What is needed: Across the listing, how many lines contain "left"? The reply is the number alone.

==== Provided material

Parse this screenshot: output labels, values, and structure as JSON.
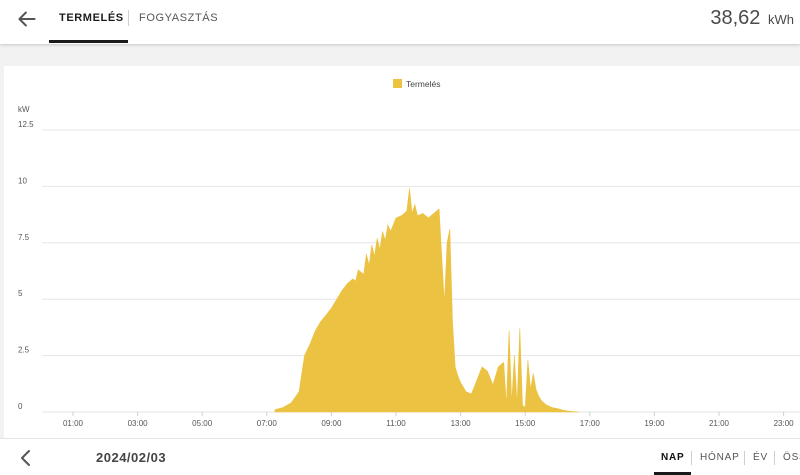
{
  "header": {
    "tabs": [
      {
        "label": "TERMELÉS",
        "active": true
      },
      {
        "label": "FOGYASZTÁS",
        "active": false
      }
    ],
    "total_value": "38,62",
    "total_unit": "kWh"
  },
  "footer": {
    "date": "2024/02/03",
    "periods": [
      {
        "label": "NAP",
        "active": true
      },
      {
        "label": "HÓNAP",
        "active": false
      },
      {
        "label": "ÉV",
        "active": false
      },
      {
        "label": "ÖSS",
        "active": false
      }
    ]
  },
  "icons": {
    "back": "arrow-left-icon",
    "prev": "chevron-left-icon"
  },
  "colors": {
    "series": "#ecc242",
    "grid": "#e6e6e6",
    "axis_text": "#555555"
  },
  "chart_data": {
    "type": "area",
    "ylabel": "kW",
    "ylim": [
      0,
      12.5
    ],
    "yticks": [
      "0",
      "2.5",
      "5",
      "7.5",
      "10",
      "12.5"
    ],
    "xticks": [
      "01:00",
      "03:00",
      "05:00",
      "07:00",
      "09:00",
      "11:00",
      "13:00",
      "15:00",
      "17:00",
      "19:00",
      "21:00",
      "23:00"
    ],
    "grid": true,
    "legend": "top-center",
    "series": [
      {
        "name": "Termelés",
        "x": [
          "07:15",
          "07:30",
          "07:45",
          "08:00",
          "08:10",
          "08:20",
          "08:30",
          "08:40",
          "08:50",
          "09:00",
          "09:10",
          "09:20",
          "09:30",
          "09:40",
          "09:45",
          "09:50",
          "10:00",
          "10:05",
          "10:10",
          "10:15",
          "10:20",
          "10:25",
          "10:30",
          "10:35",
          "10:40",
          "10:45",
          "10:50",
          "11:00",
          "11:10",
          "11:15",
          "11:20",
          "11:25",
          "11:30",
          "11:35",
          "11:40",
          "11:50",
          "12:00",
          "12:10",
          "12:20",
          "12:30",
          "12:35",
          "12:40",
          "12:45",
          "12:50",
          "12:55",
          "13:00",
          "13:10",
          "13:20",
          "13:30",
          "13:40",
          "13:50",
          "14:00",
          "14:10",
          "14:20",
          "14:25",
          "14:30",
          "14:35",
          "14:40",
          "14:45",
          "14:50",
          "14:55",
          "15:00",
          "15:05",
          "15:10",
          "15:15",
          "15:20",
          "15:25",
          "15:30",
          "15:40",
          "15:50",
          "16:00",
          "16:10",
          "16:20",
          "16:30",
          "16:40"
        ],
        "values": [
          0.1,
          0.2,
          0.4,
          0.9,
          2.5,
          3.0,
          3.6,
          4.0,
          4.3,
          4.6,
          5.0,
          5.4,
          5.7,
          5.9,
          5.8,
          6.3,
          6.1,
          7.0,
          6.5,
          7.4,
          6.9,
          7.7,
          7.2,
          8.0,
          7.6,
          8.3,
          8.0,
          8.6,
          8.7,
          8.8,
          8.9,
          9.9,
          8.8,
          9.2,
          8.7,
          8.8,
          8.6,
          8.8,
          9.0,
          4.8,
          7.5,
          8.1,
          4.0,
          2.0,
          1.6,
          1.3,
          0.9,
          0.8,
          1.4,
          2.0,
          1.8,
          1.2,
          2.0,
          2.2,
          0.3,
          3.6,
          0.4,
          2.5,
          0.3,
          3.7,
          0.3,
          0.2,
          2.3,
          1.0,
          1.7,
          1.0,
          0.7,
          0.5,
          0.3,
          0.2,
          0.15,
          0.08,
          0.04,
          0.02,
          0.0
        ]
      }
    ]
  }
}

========

Response area: 2